A hungry apology to my mother
We never microwaved.
Dinner was an array of mismatched ceramic ware, flanked by the rice cooker in the corner. It was a permanent fixture in the dining room that we never used, because even twenty steps from the stovetop felt too far removed from the food.
I was five when we started eating in the kitchen. Dinner consisted of a vegetable, a meat or two, rice, and soup. Instead of little mounds on individual plates, dinner was a big steaming heap of green bok choy sweating garlic slivers in their chicken broth sauna. Knuckly pork braised in red fermenty stew, bits of white cartilage peeking out from rib chunks that grew more translucent as they cooked. We ate around these bones with our teeth before spitting them out unceremoniously next to our rice bowls onto torn pieces of Bounty paper towel.

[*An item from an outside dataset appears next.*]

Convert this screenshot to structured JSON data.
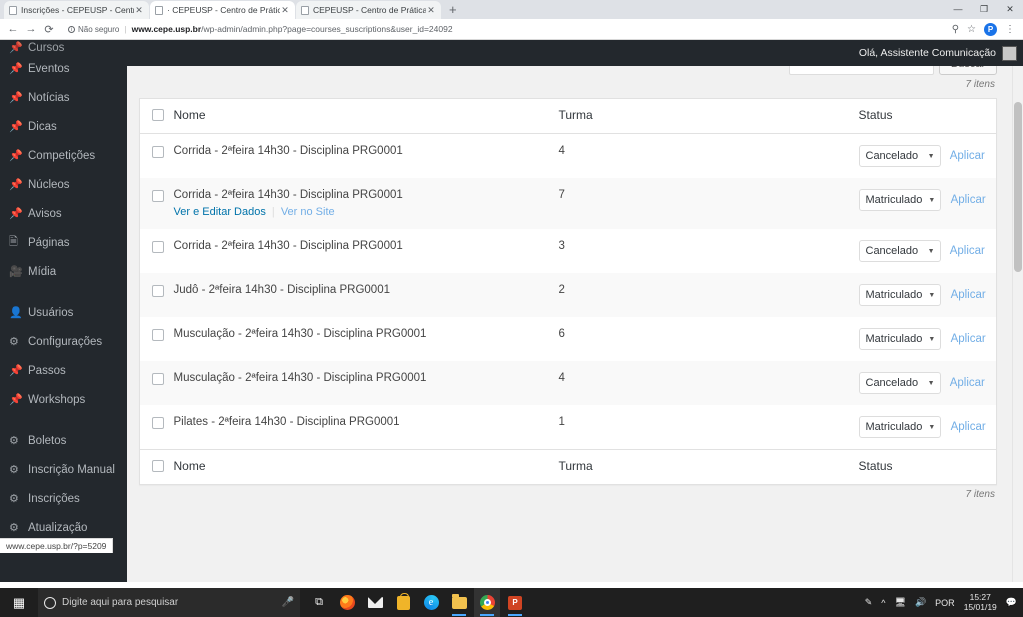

Only 58% of dinners eaten at home in American households in 2014 were homemade
I didn’t make it easy for my mom. As a Cantonese kid growing up in suburban Pennsylvania, all I wanted for dinner was Pizza Hut. No mac and cheese? At least make a meatloaf! One time my grandmother gave in after I nagged her for weeks about spaghetti. She only had my description to go on, but she managed to conjure up a sauce from fresh tomatoes and ketchup. She couldn’t comprehend a meal of just pasta and red stuff so she worked in slow cooked onions to satisfy her sensibilities.
I yearned to eat like all the other kids.
I’m 33 now. I have a loving and supportive Other and kids seem to be a real and imminent possibility. I don’t own a biological clock; I have no idea when I’ll be ready. Hearing the gory details of carrying a would-be little person inside me still makes me question whether all mothers aren’t insane. But I’ve never had any misgivings on how I will raise my child around food.
I will cook for her every week, with my heart leaking into every bite. I will finally overcome this brown thumb that keeps killing tomato plants, so that Garden Fresh is not just a sign at the supermarket. I will slay the freshest sea bass from the live fish markets in Chinatown. I’m more excited than anyone should be about pureeing carrots and parsnips into baby food, and for the first time I try out pâté on her. What will she do?! Will she spit it out? I bet she’ll love it.
I’ve never had any misgivings on how I will raise my child around food.
I can’t wait to introduce her to thousand year old duck eggs, and fermented bean curd, and chicken feet — the cold freaky kind doused in vinegar and chilis. All the things that my mom made “normal” for me. I didn’t appreciate it when I was five but as I type this, 3,000 miles away from her cooking, I can‘t take back those times I coerced her into buying me McDonald’s happy meals. I wish I could replace every chicken nugget with just another bite of her pickled cabbage steamed pork.
I joined Josephine because it spoke to me about things I had just begun to understand. The power of food to bring people closer, a world where every meal we eat is a reminder from a real person that we’re loved. My “job” is one more puzzle piece— like the books on my nightstand, or devouring ‘Cooked’ on Netflix. The puzzle of how to create and protect this delicious cocoon of home-cooking for myself, and multiply it five-ten-hundredfold so that the McDonald’s of my youth will be a far cry from the homemade congees, and spaghetti marinaras for future generations. That is my work.
Many thanks to Ana Mason for illustrations.
This post originally appeared in The Dish, a blog from Josephine.